[Page and application data records]

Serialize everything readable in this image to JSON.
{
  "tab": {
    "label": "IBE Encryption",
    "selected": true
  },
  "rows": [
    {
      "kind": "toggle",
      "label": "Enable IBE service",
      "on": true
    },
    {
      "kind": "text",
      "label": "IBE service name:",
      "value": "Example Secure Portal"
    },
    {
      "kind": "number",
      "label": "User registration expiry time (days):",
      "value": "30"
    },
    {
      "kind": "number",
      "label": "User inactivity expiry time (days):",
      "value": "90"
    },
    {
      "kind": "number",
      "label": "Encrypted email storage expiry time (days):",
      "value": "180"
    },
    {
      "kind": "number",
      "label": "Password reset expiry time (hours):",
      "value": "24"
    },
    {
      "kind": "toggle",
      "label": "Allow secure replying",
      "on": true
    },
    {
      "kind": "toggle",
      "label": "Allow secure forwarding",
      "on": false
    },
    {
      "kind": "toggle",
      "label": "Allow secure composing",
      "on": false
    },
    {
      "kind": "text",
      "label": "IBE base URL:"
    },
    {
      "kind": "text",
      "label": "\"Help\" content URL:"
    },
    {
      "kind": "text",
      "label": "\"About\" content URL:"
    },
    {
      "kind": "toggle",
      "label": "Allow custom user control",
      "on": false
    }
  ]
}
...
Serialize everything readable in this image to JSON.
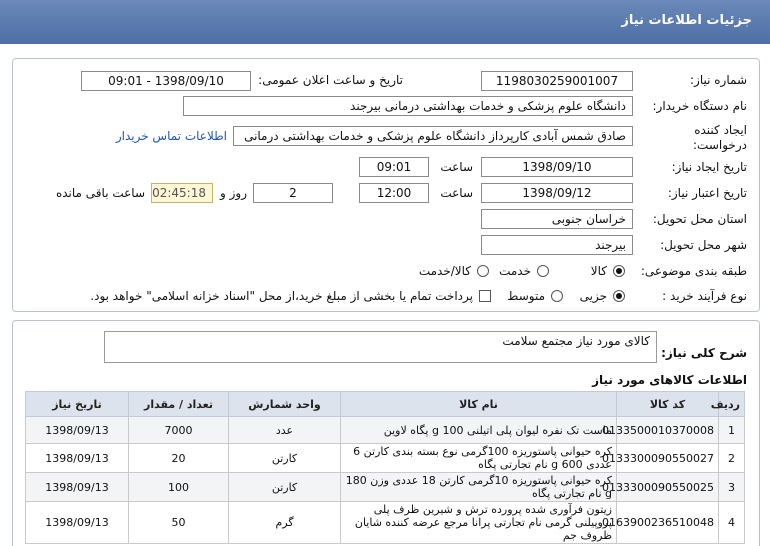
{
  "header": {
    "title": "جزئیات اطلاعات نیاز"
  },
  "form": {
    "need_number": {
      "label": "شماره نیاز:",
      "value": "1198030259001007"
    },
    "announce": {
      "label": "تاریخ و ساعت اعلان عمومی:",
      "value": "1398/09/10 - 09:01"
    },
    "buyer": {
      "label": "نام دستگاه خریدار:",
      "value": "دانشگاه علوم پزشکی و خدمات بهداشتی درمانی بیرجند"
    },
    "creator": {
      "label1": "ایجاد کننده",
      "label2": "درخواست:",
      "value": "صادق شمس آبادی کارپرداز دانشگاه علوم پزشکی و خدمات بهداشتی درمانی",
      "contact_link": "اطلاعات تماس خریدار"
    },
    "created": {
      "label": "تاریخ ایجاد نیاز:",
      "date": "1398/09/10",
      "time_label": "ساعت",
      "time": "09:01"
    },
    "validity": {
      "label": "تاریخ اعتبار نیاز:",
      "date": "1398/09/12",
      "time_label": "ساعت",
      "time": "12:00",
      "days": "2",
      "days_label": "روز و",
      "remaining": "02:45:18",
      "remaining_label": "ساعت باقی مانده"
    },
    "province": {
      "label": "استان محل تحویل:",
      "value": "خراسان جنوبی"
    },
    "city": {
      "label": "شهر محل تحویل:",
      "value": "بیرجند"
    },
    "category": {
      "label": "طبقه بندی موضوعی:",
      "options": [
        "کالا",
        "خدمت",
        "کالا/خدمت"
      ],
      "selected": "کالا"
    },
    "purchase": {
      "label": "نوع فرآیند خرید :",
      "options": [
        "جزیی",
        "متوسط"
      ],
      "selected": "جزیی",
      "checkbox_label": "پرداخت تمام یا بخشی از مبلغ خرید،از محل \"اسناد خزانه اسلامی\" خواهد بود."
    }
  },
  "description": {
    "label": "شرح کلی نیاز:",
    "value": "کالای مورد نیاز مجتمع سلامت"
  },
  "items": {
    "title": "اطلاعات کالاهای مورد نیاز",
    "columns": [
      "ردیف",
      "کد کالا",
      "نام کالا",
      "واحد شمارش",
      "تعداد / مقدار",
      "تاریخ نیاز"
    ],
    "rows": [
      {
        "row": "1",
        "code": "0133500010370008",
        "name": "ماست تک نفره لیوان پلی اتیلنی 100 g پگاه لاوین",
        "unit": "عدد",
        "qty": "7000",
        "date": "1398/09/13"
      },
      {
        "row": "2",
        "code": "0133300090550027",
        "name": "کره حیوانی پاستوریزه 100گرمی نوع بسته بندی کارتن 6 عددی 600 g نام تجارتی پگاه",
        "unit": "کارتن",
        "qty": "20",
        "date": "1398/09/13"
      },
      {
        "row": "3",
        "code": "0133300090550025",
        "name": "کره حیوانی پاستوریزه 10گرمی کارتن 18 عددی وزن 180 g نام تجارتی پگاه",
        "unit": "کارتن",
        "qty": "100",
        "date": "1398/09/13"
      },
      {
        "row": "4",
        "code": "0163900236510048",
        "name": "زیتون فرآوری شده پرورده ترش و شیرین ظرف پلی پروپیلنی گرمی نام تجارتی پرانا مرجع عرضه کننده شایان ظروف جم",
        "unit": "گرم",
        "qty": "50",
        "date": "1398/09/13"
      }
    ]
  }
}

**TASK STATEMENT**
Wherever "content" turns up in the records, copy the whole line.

**WORKED SOLUTION**
      "label": "\"Help\" content URL:"
      "label": "\"About\" content URL:"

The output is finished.